▶ WHAT YOU ARE ASKED TO DO
Would you please copy every line from the records that contains the word "HOSPITAL"?

▶ RECORDS SUPPLIED
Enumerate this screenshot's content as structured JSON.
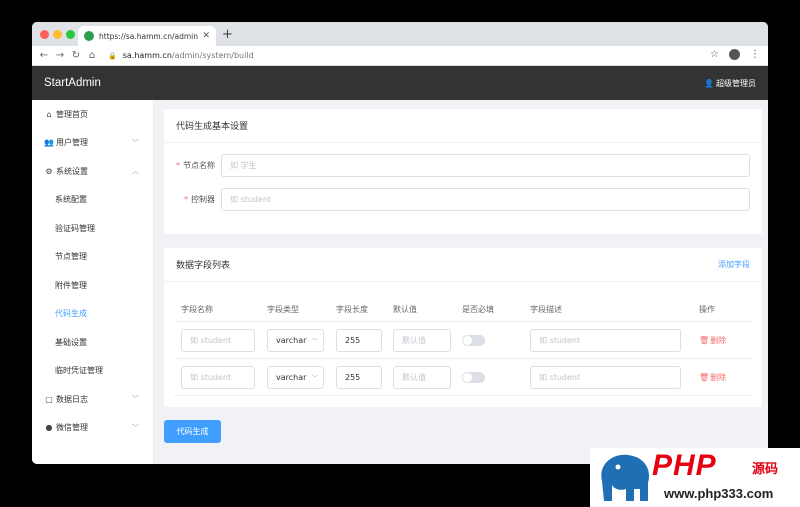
{
  "browser": {
    "tab_title": "https://sa.hamm.cn/admin/syste",
    "tab_close": "✕",
    "new_tab": "+",
    "url_host": "sa.hamm.cn",
    "url_path": "/admin/system/build"
  },
  "header": {
    "brand": "StartAdmin",
    "user": "超级管理员"
  },
  "sidebar": {
    "items": [
      {
        "label": "管理首页",
        "icon": "home-icon",
        "glyph": "⌂"
      },
      {
        "label": "用户管理",
        "icon": "users-icon",
        "glyph": "👥",
        "chevron": "﹀"
      },
      {
        "label": "系统设置",
        "icon": "gear-icon",
        "glyph": "⚙",
        "chevron": "︿"
      },
      {
        "label": "系统配置"
      },
      {
        "label": "验证码管理"
      },
      {
        "label": "节点管理"
      },
      {
        "label": "附件管理"
      },
      {
        "label": "代码生成",
        "active": true
      },
      {
        "label": "基础设置"
      },
      {
        "label": "临时凭证管理"
      },
      {
        "label": "数据日志",
        "icon": "document-icon",
        "glyph": "▢",
        "chevron": "﹀"
      },
      {
        "label": "微信管理",
        "icon": "wechat-icon",
        "glyph": "●",
        "chevron": "﹀"
      }
    ]
  },
  "basic": {
    "title": "代码生成基本设置",
    "node_label": "节点名称",
    "node_placeholder": "如 学生",
    "controller_label": "控制器",
    "controller_placeholder": "如 student"
  },
  "fields": {
    "title": "数据字段列表",
    "add_label": "添加字段",
    "columns": [
      "字段名称",
      "字段类型",
      "字段长度",
      "默认值",
      "是否必填",
      "字段描述",
      "操作"
    ],
    "rows": [
      {
        "name_placeholder": "如 student",
        "type": "varchar",
        "length": "255",
        "default_placeholder": "默认值",
        "desc_placeholder": "如 student",
        "delete_label": "删除"
      },
      {
        "name_placeholder": "如 student",
        "type": "varchar",
        "length": "255",
        "default_placeholder": "默认值",
        "desc_placeholder": "如 student",
        "delete_label": "删除"
      }
    ]
  },
  "actions": {
    "generate_label": "代码生成"
  },
  "watermark": {
    "brand": "PHP",
    "cn": "源码",
    "url": "www.php333.com"
  },
  "colors": {
    "primary": "#409eff",
    "danger": "#f56c6c",
    "header_bg": "#333333"
  }
}
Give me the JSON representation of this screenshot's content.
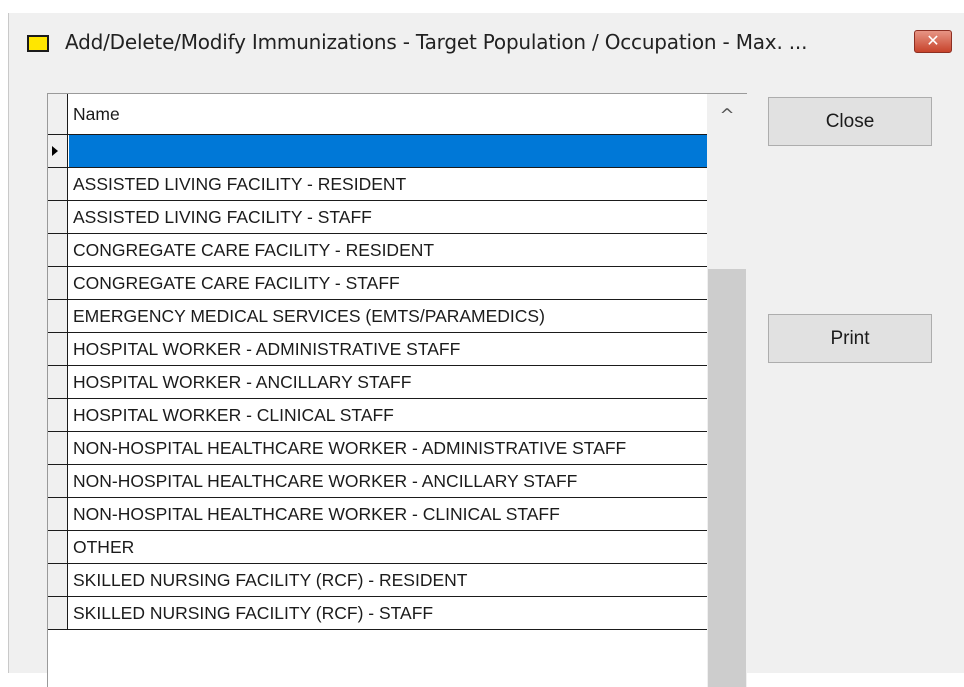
{
  "window": {
    "title": "Add/Delete/Modify Immunizations - Target Population / Occupation - Max. ...",
    "close_glyph": "✕"
  },
  "grid": {
    "column_header": "Name",
    "current_row_indicator": "arrow-pointer",
    "selected_row_color": "#0078d7",
    "rows": [
      "",
      "ASSISTED LIVING FACILITY - RESIDENT",
      "ASSISTED LIVING FACILITY - STAFF",
      "CONGREGATE CARE FACILITY - RESIDENT",
      "CONGREGATE CARE FACILITY - STAFF",
      "EMERGENCY MEDICAL SERVICES (EMTS/PARAMEDICS)",
      "HOSPITAL WORKER - ADMINISTRATIVE STAFF",
      "HOSPITAL WORKER - ANCILLARY STAFF",
      "HOSPITAL WORKER - CLINICAL STAFF",
      "NON-HOSPITAL HEALTHCARE WORKER - ADMINISTRATIVE STAFF",
      "NON-HOSPITAL HEALTHCARE WORKER - ANCILLARY STAFF",
      "NON-HOSPITAL HEALTHCARE WORKER - CLINICAL STAFF",
      "OTHER",
      "SKILLED NURSING FACILITY (RCF) - RESIDENT",
      "SKILLED NURSING FACILITY (RCF) - STAFF"
    ],
    "scroll_up_glyph": "^"
  },
  "buttons": {
    "close_label": "Close",
    "print_label": "Print"
  }
}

▶ FINAL ANSWER
      "HOSPITAL WORKER - ADMINISTRATIVE STAFF",
      "HOSPITAL WORKER - ANCILLARY STAFF",
      "HOSPITAL WORKER - CLINICAL STAFF",
      "NON-HOSPITAL HEALTHCARE WORKER - ADMINISTRATIVE STAFF",
      "NON-HOSPITAL HEALTHCARE WORKER - ANCILLARY STAFF",
      "NON-HOSPITAL HEALTHCARE WORKER - CLINICAL STAFF",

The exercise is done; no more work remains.